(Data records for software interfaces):
---

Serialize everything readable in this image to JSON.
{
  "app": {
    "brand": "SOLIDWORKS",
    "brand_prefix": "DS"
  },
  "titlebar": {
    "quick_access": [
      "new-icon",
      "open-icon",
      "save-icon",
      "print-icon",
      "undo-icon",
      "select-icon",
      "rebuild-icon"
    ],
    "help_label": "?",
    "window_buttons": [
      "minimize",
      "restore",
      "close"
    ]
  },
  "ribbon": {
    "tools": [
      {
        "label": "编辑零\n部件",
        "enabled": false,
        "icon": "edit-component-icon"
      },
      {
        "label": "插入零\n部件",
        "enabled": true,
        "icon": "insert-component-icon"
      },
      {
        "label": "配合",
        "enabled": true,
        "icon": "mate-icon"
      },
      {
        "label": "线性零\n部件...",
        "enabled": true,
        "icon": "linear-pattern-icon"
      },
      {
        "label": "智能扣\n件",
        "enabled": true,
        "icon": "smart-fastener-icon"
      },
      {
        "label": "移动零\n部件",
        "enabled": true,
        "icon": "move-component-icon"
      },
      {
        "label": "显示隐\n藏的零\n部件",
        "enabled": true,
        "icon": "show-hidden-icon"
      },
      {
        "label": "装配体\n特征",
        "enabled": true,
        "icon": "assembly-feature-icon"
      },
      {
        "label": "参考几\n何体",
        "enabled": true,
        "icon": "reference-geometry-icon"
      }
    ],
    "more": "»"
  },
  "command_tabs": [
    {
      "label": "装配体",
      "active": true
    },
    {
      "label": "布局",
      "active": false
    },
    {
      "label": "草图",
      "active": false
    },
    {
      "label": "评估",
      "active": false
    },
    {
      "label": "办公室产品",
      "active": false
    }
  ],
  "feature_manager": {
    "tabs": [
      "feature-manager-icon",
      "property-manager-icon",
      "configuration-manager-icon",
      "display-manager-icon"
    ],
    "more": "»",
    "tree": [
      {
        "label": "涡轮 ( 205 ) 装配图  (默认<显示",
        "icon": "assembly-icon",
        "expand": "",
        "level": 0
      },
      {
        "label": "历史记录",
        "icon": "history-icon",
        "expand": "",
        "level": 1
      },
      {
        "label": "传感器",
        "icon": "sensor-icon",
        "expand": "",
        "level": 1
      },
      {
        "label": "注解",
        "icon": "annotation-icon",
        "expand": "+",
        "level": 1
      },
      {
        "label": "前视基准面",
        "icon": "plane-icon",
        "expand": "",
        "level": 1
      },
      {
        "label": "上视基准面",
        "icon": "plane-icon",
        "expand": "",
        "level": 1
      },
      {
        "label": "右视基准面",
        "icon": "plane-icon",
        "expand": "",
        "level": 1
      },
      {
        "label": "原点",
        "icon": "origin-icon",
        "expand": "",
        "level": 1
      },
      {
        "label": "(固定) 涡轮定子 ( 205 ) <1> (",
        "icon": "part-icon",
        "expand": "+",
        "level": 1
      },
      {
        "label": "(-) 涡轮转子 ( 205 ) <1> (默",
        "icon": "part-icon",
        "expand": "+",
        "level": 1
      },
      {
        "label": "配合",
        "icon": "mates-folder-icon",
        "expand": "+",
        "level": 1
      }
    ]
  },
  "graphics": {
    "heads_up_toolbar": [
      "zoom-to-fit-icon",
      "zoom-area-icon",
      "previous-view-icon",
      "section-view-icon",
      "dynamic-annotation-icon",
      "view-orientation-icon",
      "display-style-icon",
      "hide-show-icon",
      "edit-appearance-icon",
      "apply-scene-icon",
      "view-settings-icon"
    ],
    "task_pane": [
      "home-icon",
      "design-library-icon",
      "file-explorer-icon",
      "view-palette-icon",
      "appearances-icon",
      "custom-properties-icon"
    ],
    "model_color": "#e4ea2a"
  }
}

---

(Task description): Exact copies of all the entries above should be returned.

(Response to this task):
Serialize everything readable in this image to JSON.
{
  "app": {
    "brand": "SOLIDWORKS",
    "brand_prefix": "DS"
  },
  "titlebar": {
    "quick_access": [
      "new-icon",
      "open-icon",
      "save-icon",
      "print-icon",
      "undo-icon",
      "select-icon",
      "rebuild-icon"
    ],
    "help_label": "?",
    "window_buttons": [
      "minimize",
      "restore",
      "close"
    ]
  },
  "ribbon": {
    "tools": [
      {
        "label": "编辑零\n部件",
        "enabled": false,
        "icon": "edit-component-icon"
      },
      {
        "label": "插入零\n部件",
        "enabled": true,
        "icon": "insert-component-icon"
      },
      {
        "label": "配合",
        "enabled": true,
        "icon": "mate-icon"
      },
      {
        "label": "线性零\n部件...",
        "enabled": true,
        "icon": "linear-pattern-icon"
      },
      {
        "label": "智能扣\n件",
        "enabled": true,
        "icon": "smart-fastener-icon"
      },
      {
        "label": "移动零\n部件",
        "enabled": true,
        "icon": "move-component-icon"
      },
      {
        "label": "显示隐\n藏的零\n部件",
        "enabled": true,
        "icon": "show-hidden-icon"
      },
      {
        "label": "装配体\n特征",
        "enabled": true,
        "icon": "assembly-feature-icon"
      },
      {
        "label": "参考几\n何体",
        "enabled": true,
        "icon": "reference-geometry-icon"
      }
    ],
    "more": "»"
  },
  "command_tabs": [
    {
      "label": "装配体",
      "active": true
    },
    {
      "label": "布局",
      "active": false
    },
    {
      "label": "草图",
      "active": false
    },
    {
      "label": "评估",
      "active": false
    },
    {
      "label": "办公室产品",
      "active": false
    }
  ],
  "feature_manager": {
    "tabs": [
      "feature-manager-icon",
      "property-manager-icon",
      "configuration-manager-icon",
      "display-manager-icon"
    ],
    "more": "»",
    "tree": [
      {
        "label": "涡轮 ( 205 ) 装配图  (默认<显示",
        "icon": "assembly-icon",
        "expand": "",
        "level": 0
      },
      {
        "label": "历史记录",
        "icon": "history-icon",
        "expand": "",
        "level": 1
      },
      {
        "label": "传感器",
        "icon": "sensor-icon",
        "expand": "",
        "level": 1
      },
      {
        "label": "注解",
        "icon": "annotation-icon",
        "expand": "+",
        "level": 1
      },
      {
        "label": "前视基准面",
        "icon": "plane-icon",
        "expand": "",
        "level": 1
      },
      {
        "label": "上视基准面",
        "icon": "plane-icon",
        "expand": "",
        "level": 1
      },
      {
        "label": "右视基准面",
        "icon": "plane-icon",
        "expand": "",
        "level": 1
      },
      {
        "label": "原点",
        "icon": "origin-icon",
        "expand": "",
        "level": 1
      },
      {
        "label": "(固定) 涡轮定子 ( 205 ) <1> (",
        "icon": "part-icon",
        "expand": "+",
        "level": 1
      },
      {
        "label": "(-) 涡轮转子 ( 205 ) <1> (默",
        "icon": "part-icon",
        "expand": "+",
        "level": 1
      },
      {
        "label": "配合",
        "icon": "mates-folder-icon",
        "expand": "+",
        "level": 1
      }
    ]
  },
  "graphics": {
    "heads_up_toolbar": [
      "zoom-to-fit-icon",
      "zoom-area-icon",
      "previous-view-icon",
      "section-view-icon",
      "dynamic-annotation-icon",
      "view-orientation-icon",
      "display-style-icon",
      "hide-show-icon",
      "edit-appearance-icon",
      "apply-scene-icon",
      "view-settings-icon"
    ],
    "task_pane": [
      "home-icon",
      "design-library-icon",
      "file-explorer-icon",
      "view-palette-icon",
      "appearances-icon",
      "custom-properties-icon"
    ],
    "model_color": "#e4ea2a"
  }
}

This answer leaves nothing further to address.